It's a shame in many ways, as I have played both games on other consoles (originally on my BBC B Micro when I was very young) and at that time I found them addictive and fun. And I'm sure they still are. But when I can't see what I'm doing, then it just feels that all of the fun has been surgically removed. Sorry Midway, but this was a poor conversion, and therefore my playthrough has started with a bit of a damp squib.

Rating (Out of 10): 2/10
Time played: 15 mins
Would I continue playing?: No.

So that's the first game down, and in a way it's a shame that it was such a bad game. But anyway - onwards and upwards to the next game...

Next time: Ice Climbers (Originally on NES, played on Virtual Console on 3DS)

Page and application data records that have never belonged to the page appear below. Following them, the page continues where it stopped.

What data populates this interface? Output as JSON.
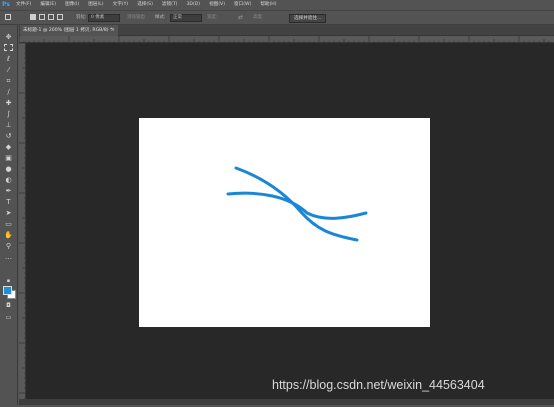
{
  "app": {
    "logo": "Ps"
  },
  "menubar": {
    "items": [
      "文件(F)",
      "编辑(E)",
      "图像(I)",
      "图层(L)",
      "文字(Y)",
      "选择(S)",
      "滤镜(T)",
      "3D(D)",
      "视图(V)",
      "窗口(W)",
      "帮助(H)"
    ]
  },
  "options": {
    "feather_label": "羽化:",
    "feather_value": "0 像素",
    "antialias_label": "消除锯齿",
    "style_label": "样式:",
    "style_value": "正常",
    "width_label": "宽度:",
    "height_label": "高度:",
    "select_subject": "选择并遮住..."
  },
  "document_tab": {
    "title": "未标题-1 @ 200% (图层 1 拷贝, RGB/8) *",
    "close": "×"
  },
  "toolbar": {
    "tools": [
      "move-icon",
      "marquee-icon",
      "lasso-icon",
      "quick-select-icon",
      "crop-icon",
      "eyedropper-icon",
      "healing-icon",
      "brush-icon",
      "stamp-icon",
      "history-brush-icon",
      "eraser-icon",
      "gradient-icon",
      "blur-icon",
      "dodge-icon",
      "pen-icon",
      "type-icon",
      "path-select-icon",
      "rectangle-icon",
      "hand-icon",
      "zoom-icon",
      "more-icon"
    ],
    "foreground_color": "#1e90d8",
    "background_color": "#ffffff"
  },
  "canvas": {
    "background": "#ffffff",
    "stroke_color": "#1a87d6"
  },
  "watermark": "https://blog.csdn.net/weixin_44563404"
}
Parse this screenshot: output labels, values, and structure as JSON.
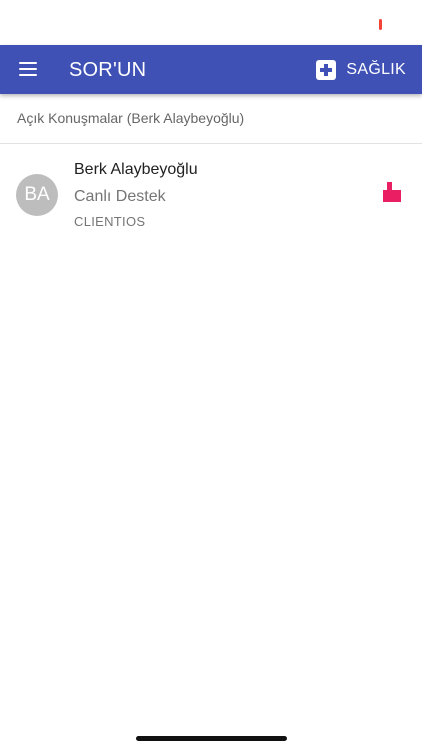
{
  "colors": {
    "primary": "#3F51B5",
    "accent": "#E91E63",
    "status_indicator": "#F44336"
  },
  "app_bar": {
    "title": "SOR'UN",
    "menu_icon": "hamburger-menu-icon",
    "action_icon": "medical-plus-icon",
    "action_label": "SAĞLIK"
  },
  "subheader": {
    "text": "Açık Konuşmalar (Berk Alaybeyoğlu)"
  },
  "conversations": [
    {
      "avatar_initials": "BA",
      "name": "Berk Alaybeyoğlu",
      "subtitle": "Canlı Destek",
      "tag": "CLIENTIOS",
      "status_icon": "mailbox-flag-icon"
    }
  ]
}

Join me, why don't you?

And if you've got any ideas for ways I can improve these blogs, then please comment!

Sunday, 18 March 2012

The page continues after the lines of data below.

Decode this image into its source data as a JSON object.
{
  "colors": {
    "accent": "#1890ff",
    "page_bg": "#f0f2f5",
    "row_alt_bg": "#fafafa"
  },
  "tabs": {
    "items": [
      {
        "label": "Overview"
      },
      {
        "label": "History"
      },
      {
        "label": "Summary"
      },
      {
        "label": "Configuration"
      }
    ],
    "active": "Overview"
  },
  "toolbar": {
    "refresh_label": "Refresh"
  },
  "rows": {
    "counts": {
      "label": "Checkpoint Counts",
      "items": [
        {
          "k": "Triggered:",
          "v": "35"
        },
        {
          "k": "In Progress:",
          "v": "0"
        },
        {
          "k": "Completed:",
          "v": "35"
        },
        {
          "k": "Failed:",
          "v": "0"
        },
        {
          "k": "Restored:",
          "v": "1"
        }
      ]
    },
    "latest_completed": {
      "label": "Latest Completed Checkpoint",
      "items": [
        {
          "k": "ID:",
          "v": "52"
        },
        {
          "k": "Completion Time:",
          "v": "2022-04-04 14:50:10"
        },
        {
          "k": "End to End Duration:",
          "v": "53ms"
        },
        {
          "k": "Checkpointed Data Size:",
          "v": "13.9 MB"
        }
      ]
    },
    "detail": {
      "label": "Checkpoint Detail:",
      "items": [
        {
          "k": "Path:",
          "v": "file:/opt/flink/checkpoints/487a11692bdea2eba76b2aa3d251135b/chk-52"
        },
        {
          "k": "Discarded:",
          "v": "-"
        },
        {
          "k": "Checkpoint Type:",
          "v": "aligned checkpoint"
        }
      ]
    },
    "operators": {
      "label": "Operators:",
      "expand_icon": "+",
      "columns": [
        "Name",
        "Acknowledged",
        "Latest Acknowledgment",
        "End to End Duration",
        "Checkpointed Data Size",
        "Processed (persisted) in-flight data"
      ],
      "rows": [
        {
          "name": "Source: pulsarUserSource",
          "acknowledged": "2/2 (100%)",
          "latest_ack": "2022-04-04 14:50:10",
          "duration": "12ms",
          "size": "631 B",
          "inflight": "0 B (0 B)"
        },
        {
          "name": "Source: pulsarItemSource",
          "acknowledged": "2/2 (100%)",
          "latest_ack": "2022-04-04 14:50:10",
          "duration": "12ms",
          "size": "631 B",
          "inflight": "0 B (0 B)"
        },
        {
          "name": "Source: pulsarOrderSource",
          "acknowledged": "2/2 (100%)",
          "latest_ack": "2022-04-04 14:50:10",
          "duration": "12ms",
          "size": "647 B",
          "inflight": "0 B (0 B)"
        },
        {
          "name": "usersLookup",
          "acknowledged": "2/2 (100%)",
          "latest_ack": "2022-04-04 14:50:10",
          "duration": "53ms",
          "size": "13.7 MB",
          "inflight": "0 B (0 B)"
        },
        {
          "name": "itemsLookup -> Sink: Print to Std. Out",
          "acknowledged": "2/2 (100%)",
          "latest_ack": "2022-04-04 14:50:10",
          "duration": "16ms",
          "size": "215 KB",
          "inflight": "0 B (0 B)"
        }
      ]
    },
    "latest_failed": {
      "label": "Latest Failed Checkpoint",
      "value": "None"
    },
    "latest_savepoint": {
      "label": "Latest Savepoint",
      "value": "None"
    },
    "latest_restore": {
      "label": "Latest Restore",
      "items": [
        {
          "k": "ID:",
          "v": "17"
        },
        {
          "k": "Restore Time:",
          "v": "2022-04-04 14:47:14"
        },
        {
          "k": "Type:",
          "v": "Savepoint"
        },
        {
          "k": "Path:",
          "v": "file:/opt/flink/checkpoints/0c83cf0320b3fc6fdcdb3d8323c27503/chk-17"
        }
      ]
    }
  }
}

The Great Playthrough begins...

So, as I'm sure the vast majority of you know, the ever-wonderful Neety and I are getting married in just over a years time, and consequentially we are looking at ways to save money etc for the next year. My contribution to all of this? I'm giving up buying computer games for myself.

I'm sure that at some time in the next year I will gain new games, probably around birthdays and Christmas, but no more will I buy a game simply because it is reduced and I think I might enjoy it.

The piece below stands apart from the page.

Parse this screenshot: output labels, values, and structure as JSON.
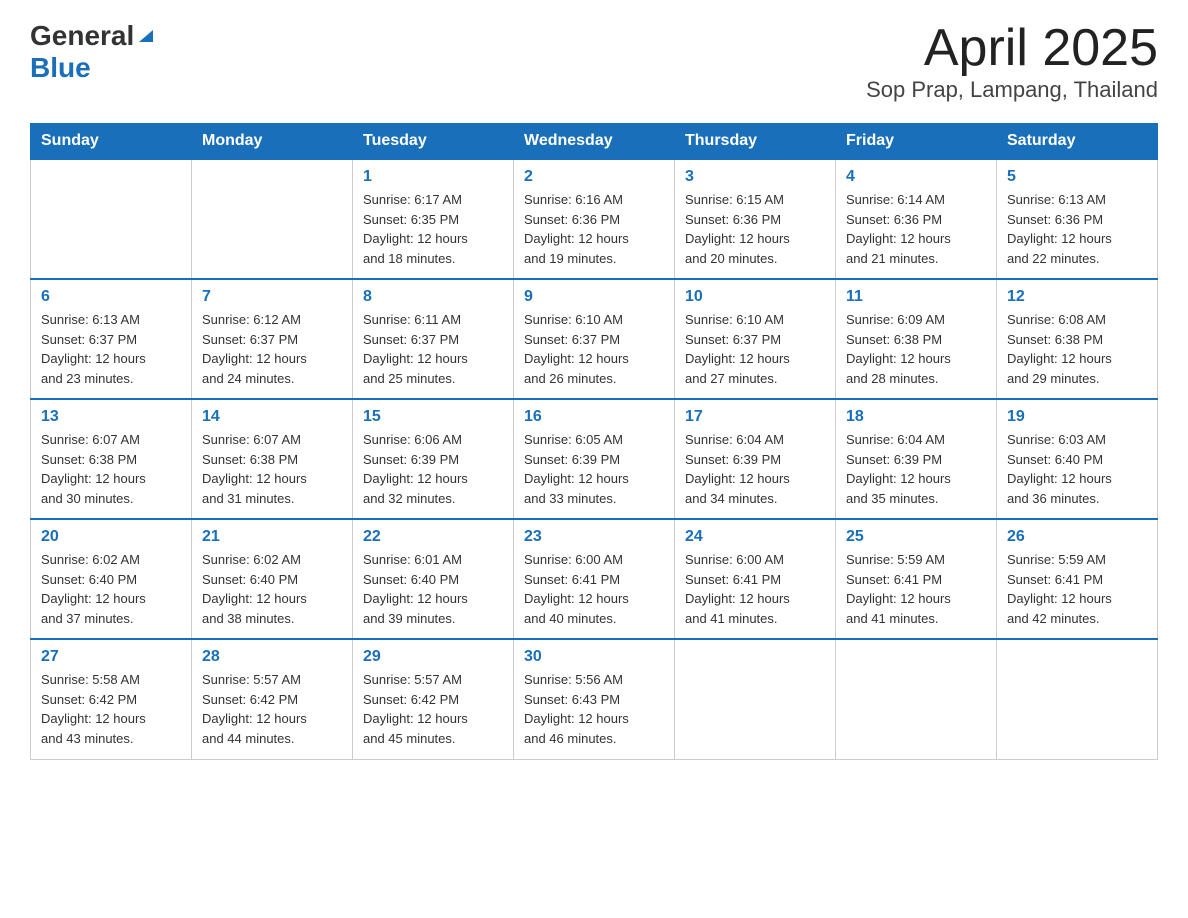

"So what are you going to do to entertain yourself Brawny?" I hear you all ask. Well, since I have over 160 games, spread over at least 13 platforms, I've decided that I'm going to play them. All of them. And I'm going to post here to let you know what I think of them. You see, in my long and varied gaming career I have obtained many games, some bought full price on release day, some bought in the sales and some bought from car boot sales, and there's a lot of them that I haven't played in years, and some that I haven't played at all.

So now I'm going to. I'm embarking on a project that I tentatively call "Brawny's great gaming playthrough." (Yes, I know it's a rubbish name, but until I think of a better one, I'm sticking with it.)

"But Brawny," I hear you all yell, "How are you going to choose which one to play?"

That's easy. I've organised them into a list. And then, with the help of an online random number generator, I've put them into a random order.

So what are the rules? Well, it's very simple. And, because I like presenting things in list form, here is a list of them.

1) I will play each game for at least an hour. At the end of the hour is when I will write up the blogpost detailing what I think of the game and whether I would like to continue playing. If I find the game so rubbish that I cannot play for an hour I won't force myself to continue, but if it's just dull I will carry on.

2) I will start from the beginning. Ignoring any save games that are already in place on the relevant games, I will pick a fresh one and start from the beginning. Where this is impossible (on games that only allow one save game that I do not wish to delete for example) I will play the game through from the beginning as best I can.

3) I will attempt to play AT LEAST one game a week. I'm going to need to do more than that if I'm going to finish this within a year, but I think one a week is a good basic level to start from.

These are not necessarily the only games I will play this year - I'm free to play any game at any time, but I will only post opinions once I have played the game in list order.

So that's it. I'm off to play my first game which is *checks list* Midway Arcade Hits on the Nintendo Game Boy. Wish me luck, and I'll see you back here soon.